- C++ files : 6026 LOC
- Headers : 5598 LOC
- C files : 2699 LOC
- Assembly : 234 LOC
And if we want the 10 heaviest source files :
- include/elf.h : 2679 LOC : Full depiction of the ELF standard (from the Linux kernel source)
- memory/kmem_allocator.cpp : 1322 LOC – Memory allocator
- arch/x86_64/debug/dbgstream.cpp : 912 LOC – Debug stream and other debug output facilities
- arch/x86_64/memory/physmem.cpp : 776 LOC – Physical memory management
- arch/x86_64/bootstrap/lib/kinfo_handling.c : 760 LOC – Retrieves various information for the kernel
- arch/x86_64/memory/virtmem.cpp : 578 LOC – Virtual memory management
- arch/x86_64/bootstrap/lib/txt_videomem.c : 488 LOC – The C equivalent of dbgstream.cpp
- arch/x86_64/bootstrap/lib/paging.c : 340 LOC – Sets up early paging before the kernel starts
- arch/x86_64/tests/memory/phymem_test_arch.cpp : 280 LOC – Physical memory management testing
- tests/memory/phymem_test.cpp : 273 LOC – Physical MM testing (part which is guaranteed to be arch-independent)
I think it’s safe to say that I won’t ever reach Tanenbaum’s achievement of having a modern kernel which weights around 4000 lines of executable code, even taking into account the fact that this removes all C and H files… Still wonder how he did that, though.
EDIT : New statistics, about object and binary size this time ;)
Final binary size is 82KB for the kernel and 37KB for the bootstrap part.

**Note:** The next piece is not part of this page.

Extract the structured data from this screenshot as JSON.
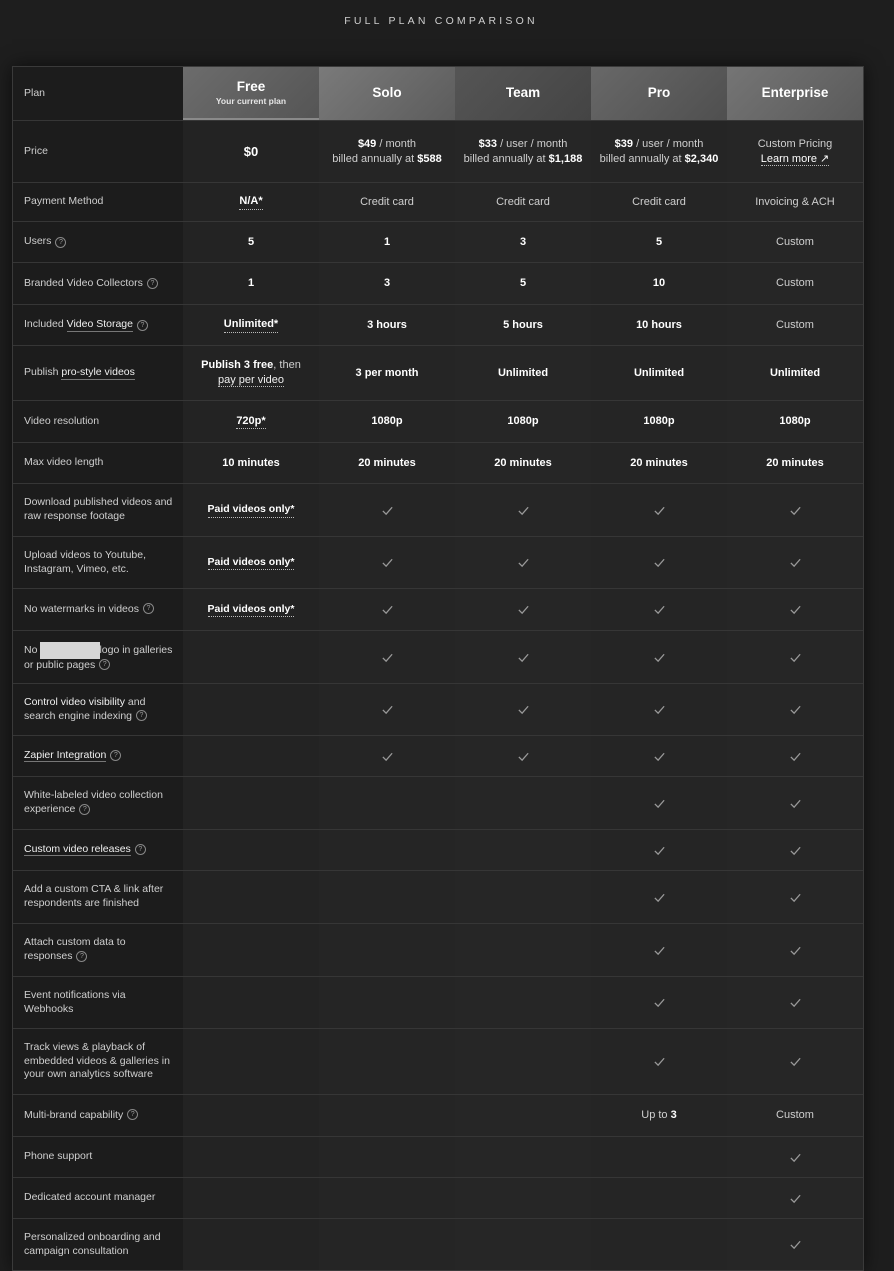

Considering that the combined size of all intermediary object files is 306KB (spread accross 40 files, mean 7.7KB, max 38.8KB, min 0.7KB, RMS 8.7KB), we can safely say that the linker did its job very well.
Separating object files using categories as before…
- Bootstrap code : 54KB
- Kernel debug code : 60KB
- Testing code : 75KB
- Rest of kernel code : 117KB
When sorting by source file type…
- C++ : 250KB
- C : 51KB
- Assembly : 4.8 KB
And if we want the 10 heaviest object files :
- arch/x86_64/debug/dbgstream.knlcpp.o : 39KB
- memory/kmem_allocator.knlcpp.o : 34KB
- arch/x86_64/memory/physmem.knlcpp.o : 26KB
- arch/x86_64/memory/virtmem.knlcpp.o : 19KB
- arch/x86_64/tests/memory/phymem_test_arch.knlcpp.o : 16KB
- tests/memory/phymem_test.knlcpp.o : 15KB
- arch/x86_64/debug/display_paging.knlcpp.o : 14KB
- tests/memory/malloc_test.knlcpp.o : 13KB
- arch/x86_64/bootstrap/lib/kinfo_handling.bsc.o : 13KB
- tests/memory/virmem_test.knlcpp.o : 11KB
Interestingly enough, object files generated from C++ code seem much heavier than their C counterpart, since this time most of the weight comes from the microkernel. Another interesting result is the size of the binary resulting from assembly files compilation.